Lessons Learned from Living On My Own
“Your 20’s are your ‘selfish’ years. It’s a decade to immerse yourself in every single thing possible. Be selfish with your time, and all the aspects of you. Tinker with shit, travel, explore, love a lot, love a little, and never touch the ground.”
Exactly one year ago, I moved out of a 3-bedroom apartment that I lived in with my best girlfriends in Philadelphia to move to Charlotte for a 6-month job placement in one of my company’s regional offices. In February, they transferred me to Denver for another 6-month placement. I knew full well what I was getting myself into prior to my first move, but what I didn’t know was how much I would learn about myself in this year of traveling and living alone.
Two years ago, my college self would have never expected to be living on my own. I always lived with girlfriends and coming from a big family, I’ve always been surrounded by people 24/7. Living alone was completely new for me, but looking back on the past year, I wouldn’t change it one bit.
Some things I learned from living alone…
I became more self-aware. I found out what I like to do for fun, what my habits are, (both good and bad!), and what I do when no one else is looking.
For me, these were little things, like realizing how much I love lounging around in my robe after a shower, and how playing my favorite Spotify playlist when I wake up in the morning is the best way to start my day, and how I have zero self-control when it comes to eating popcorn. When no one else is looking I can eat nearly an entire bag of Angie’s Boom Chicka Pop Sweet & Salty popcorn. #guilty
I became independent and self-confident.
This goes back to one of my recent posts about why I love travelling alone (click here to read!) The moment I knew I had become truly independent was when I realized I didn’t have to wait for other people to make things happen. Independence begins at the moment you let go of the need and dependence on others for personal happiness. If you want to do something, do it! Book that trip. Try out that restaurant. Do a Zumba class for the first time. Don’t wait for someone else.
I learned the importance of self-care.

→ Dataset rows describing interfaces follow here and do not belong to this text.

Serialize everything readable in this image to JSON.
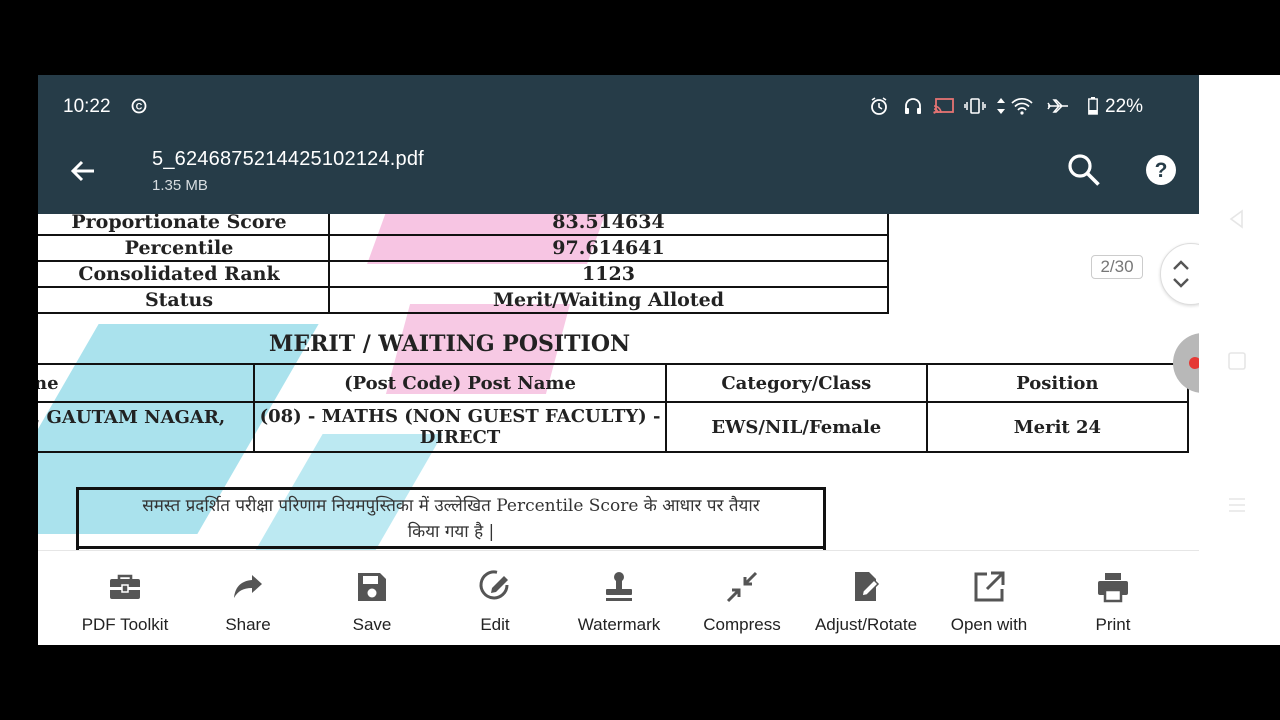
{
  "status": {
    "time": "10:22",
    "battery": "22%",
    "icons": [
      "cast-c-icon",
      "alarm-icon",
      "headset-icon",
      "screen-cast-icon",
      "vibrate-icon",
      "data-arrows-icon",
      "wifi-icon",
      "airplane-icon",
      "battery-icon"
    ]
  },
  "appbar": {
    "filename": "5_6246875214425102124.pdf",
    "filesize": "1.35 MB",
    "icons": [
      "back-arrow-icon",
      "search-icon",
      "help-icon"
    ]
  },
  "document": {
    "summary": [
      {
        "label": "Proportionate Score",
        "value": "83.514634"
      },
      {
        "label": "Percentile",
        "value": "97.614641"
      },
      {
        "label": "Consolidated Rank",
        "value": "1123"
      },
      {
        "label": "Status",
        "value": "Merit/Waiting Alloted"
      }
    ],
    "section_heading": "MERIT / WAITING POSITION",
    "table": {
      "headers": [
        "ne",
        "(Post Code) Post  Name",
        "Category/Class",
        "Position"
      ],
      "rows": [
        [
          ", GAUTAM NAGAR,",
          "(08) - MATHS (NON GUEST FACULTY) - DIRECT",
          "EWS/NIL/Female",
          "Merit 24"
        ]
      ]
    },
    "note_line1": "समस्त प्रदर्शित परीक्षा परिणाम नियमपुस्तिका में उल्लेखित Percentile Score के आधार पर तैयार",
    "note_line2": "किया गया है |"
  },
  "page_indicator": "2/30",
  "toolbar": {
    "items": [
      {
        "label": "PDF Toolkit",
        "icon": "toolbox-icon"
      },
      {
        "label": "Share",
        "icon": "share-arrow-icon"
      },
      {
        "label": "Save",
        "icon": "floppy-disk-icon"
      },
      {
        "label": "Edit",
        "icon": "pencil-circle-icon"
      },
      {
        "label": "Watermark",
        "icon": "stamp-icon"
      },
      {
        "label": "Compress",
        "icon": "compress-arrows-icon"
      },
      {
        "label": "Adjust/Rotate",
        "icon": "page-edit-icon"
      },
      {
        "label": "Open with",
        "icon": "open-external-icon"
      },
      {
        "label": "Print",
        "icon": "printer-icon"
      }
    ]
  },
  "colors": {
    "appbar_bg": "#263c48",
    "watermark_pink": "#f5b6dc",
    "watermark_cyan": "#86d6e6",
    "record_dot": "#e53935"
  }
}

I’ve never been a big gym-goer and I’ve pretty much despised working out… until I lived alone. Living alone gave me the opportunity to try out different exercise programs – and when I say try out, I mean playing Youtube videos on my TV and setting up a mirror in my living room and attempt to do the exercises. This was honestly the best thing that I’ve ever done! Having total alone time to rewind the video as many times as I wanted until I got my form right, etc. really helped me find a new appreciation for my body. From this, I was able to develop a workout routine that I strive to do at least once a day, changing it up each day to focus on arms, legs, etc. I’m still not a gym-goer but I value taking the time to exercise and stretch to care for my body at least once a day.
I learned how to balance social plans with “me-time”.
I have discovered the beauty of saying “no, thank you” without overthinking my decision. When you live alone, you call all the shots! No roommates guilting you to go out or the need to come up with a good excuse for why you can’t go. Declining an invitation is easy peasy! I can’t think of how many times I overbooked myself when I was living in Philly last year… happy hours, birthday dinners, trivia nights, etc. I feel like I was always saying yes, and forgetting that me-time is important, too. Of course, going straight home after work, throwing on PJs and painting my nails doesn’t sound like a very glamorous Friday night, but sometimes it’s needed to re-charge. I’m thankful that I’ve learned to balance personal time with social time – and not just for PJ and nails night, but for more important things, like making a healthy dinner as opposed to take out, working out, or catching up on SLEEP!
This past year has been one hell of a ride – moving, meeting new people, adjusting to time differences, staying in touch with friends & family back home, etc. – but I wouldn’t change any of it. Of course, this post makes it seem like living alone is all rainbows and butterflies, but let’s face it, there definitely is a stigma out there about being alone.
Oftentimes, people are scared to detach from others and be comfortable in their own skin. Being alone can be super awkward and weird at times. For example, tonight was my last night in Denver and I wanted to treat myself to dinner at a sushi place that I’ve been dying to try. (They legit import their fish every day from Tokyo!) All was fine and dandy until the waitress brought two waters to the table and when I corrected her that it was just me, she gave me a confused look and still gave me two menus "just in case." In those moments, it’s not always the easiest to be like, “Yep, here I am, table for one,” but at the end of the day, you have to think, why is that so weird?! I’m enjoying my own company. There’s nothing wrong with that.
A year ago I probably would have internalized her reaction and questioned myself. Honestly, I might have just gotten up and left out of awkwardness or gotten the sushi to go… but tonight, I stayed because over this past year I’ve become independent and self-confident, and despite the fact that I will have roommates again once I move back to Philly, this new woman I have become and the lessons that I’ve learned in the past year aren’t going anywhere anytime soon.
Have you ever lived on your own? Or have you recently learned something about yourself, in the past month or year? I'd love to hear about it in the comments!
If you liked this post, you might like reading about my solo trip to Charleston. Click here to read.